But we set up the trial run potato cage with only four stakes. And a circular mass of chicken wire… ah… yes, A CIRCLE with four directions — an ALTAR of potatoes growing inside. (We’re using the potato condo, stacking of leaf compost up all season on top of the emerging green potato foliage approach… hoping/expecting to have a stack of potatoes to harvest by the end of the season. Yum!)
My teacher delicately cut the seed potatoes up (I’m pretty certain that she was blessing each one as she did it) and I planted. I had some to plant that were babies from my garden last year that had sprouted in my house over the winter… And we discussed what the Internet article told us about how to cut and cure the seed potatoes before planting versus what she learned as a child.
“You know, Mare, I don’t mean to be difficult, but when I was with my Cherokee Aunties growing up, I saw them just take that whole potato and cut it up and put all the pieces right there in the ground. They did not wait for them to cure or anything. I really don’t want to be difficult but I’m just not sure that we need to wait a few days to plant these,” she said in her slight Texan twang as we were starting to consider which ones to plant. (She spent her childhood based out of Texas though most of the time she was traveling around with her medicine woman grandmother, a quite colorful character — from all that I’ve heard.)

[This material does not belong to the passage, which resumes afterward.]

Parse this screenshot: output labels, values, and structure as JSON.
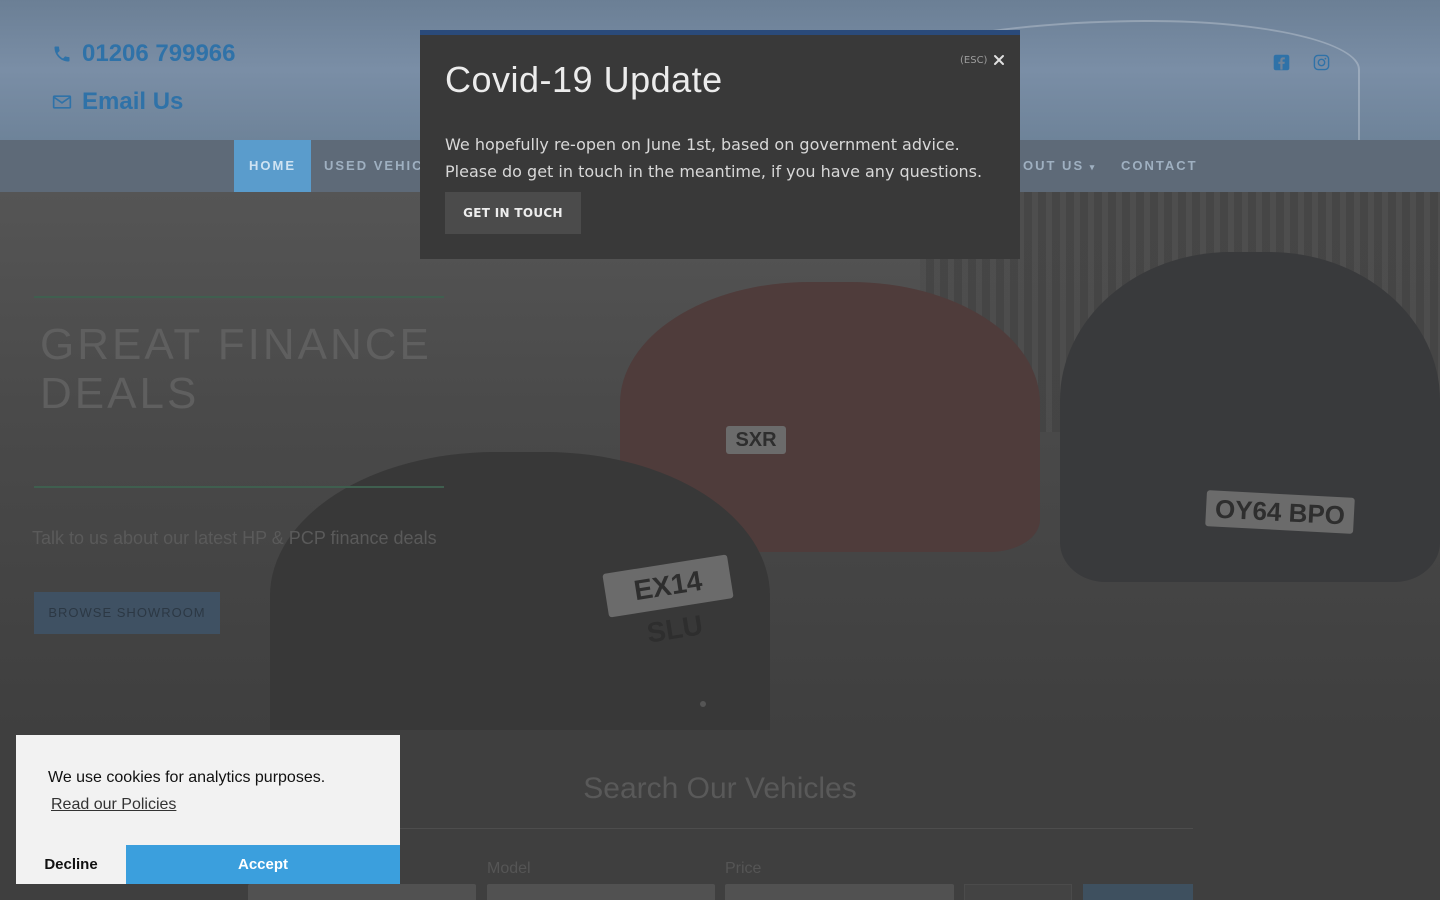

I had to agree that maybe her Cherokee Aunties were probably wiser than the Internet.
So we finished the one potato cage and called it a day. It was late Sunday afternoon. She was exhausted from all her various medicine woman things she does that does not allow her to get much sleep and I was tired too.